(Stored dataset items)
===
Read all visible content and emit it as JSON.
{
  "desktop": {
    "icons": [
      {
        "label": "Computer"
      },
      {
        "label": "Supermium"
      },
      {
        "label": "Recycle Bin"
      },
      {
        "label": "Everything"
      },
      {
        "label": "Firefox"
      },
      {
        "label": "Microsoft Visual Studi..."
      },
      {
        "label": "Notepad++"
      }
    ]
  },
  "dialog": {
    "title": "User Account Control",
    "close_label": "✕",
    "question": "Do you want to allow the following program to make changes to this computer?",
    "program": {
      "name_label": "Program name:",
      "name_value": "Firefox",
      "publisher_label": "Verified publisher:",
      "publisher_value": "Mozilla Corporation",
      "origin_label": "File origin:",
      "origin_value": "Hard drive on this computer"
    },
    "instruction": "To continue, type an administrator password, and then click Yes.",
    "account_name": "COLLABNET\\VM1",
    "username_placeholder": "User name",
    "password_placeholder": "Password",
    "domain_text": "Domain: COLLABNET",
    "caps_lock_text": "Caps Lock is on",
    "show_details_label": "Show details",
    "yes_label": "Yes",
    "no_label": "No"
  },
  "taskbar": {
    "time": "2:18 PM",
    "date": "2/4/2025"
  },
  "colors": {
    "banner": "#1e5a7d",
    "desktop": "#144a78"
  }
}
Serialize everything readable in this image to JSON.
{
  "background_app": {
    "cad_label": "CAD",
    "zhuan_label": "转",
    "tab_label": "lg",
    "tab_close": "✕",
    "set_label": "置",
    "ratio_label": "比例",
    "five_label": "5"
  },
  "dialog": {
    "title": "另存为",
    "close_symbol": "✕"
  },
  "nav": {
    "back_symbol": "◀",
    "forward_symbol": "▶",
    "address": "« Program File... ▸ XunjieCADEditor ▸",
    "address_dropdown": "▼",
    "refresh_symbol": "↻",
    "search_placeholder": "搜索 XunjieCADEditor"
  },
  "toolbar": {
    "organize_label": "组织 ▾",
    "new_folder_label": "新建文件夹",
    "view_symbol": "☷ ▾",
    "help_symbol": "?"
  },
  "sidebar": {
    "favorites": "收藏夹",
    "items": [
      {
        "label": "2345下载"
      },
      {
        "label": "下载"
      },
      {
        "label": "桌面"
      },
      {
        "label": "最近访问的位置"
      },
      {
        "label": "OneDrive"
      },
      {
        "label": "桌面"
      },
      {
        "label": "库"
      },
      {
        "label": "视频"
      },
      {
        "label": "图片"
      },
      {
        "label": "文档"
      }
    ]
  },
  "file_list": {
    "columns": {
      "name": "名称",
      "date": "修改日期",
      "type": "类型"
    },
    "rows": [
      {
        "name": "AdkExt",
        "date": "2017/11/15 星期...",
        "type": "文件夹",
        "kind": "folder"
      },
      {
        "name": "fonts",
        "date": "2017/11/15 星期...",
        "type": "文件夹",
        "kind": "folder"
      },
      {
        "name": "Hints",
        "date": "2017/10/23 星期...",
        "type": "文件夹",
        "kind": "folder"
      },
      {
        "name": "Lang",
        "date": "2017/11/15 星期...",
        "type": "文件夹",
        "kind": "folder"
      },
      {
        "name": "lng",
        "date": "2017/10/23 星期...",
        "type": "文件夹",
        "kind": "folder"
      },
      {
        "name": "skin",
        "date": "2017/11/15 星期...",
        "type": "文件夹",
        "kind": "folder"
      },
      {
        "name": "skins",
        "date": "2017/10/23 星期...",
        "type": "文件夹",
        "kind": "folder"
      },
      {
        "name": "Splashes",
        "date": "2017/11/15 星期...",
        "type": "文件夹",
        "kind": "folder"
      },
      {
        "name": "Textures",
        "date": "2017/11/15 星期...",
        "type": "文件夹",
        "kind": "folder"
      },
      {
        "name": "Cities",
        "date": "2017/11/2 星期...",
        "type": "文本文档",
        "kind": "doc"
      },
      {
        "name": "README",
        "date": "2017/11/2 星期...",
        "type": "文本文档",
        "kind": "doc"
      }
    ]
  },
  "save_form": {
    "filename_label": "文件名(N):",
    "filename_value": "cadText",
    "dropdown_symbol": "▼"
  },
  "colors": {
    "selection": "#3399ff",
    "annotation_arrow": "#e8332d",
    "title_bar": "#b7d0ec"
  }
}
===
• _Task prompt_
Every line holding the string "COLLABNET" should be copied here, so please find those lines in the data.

• _Task output_
    "account_name": "COLLABNET\\VM1",
    "domain_text": "Domain: COLLABNET",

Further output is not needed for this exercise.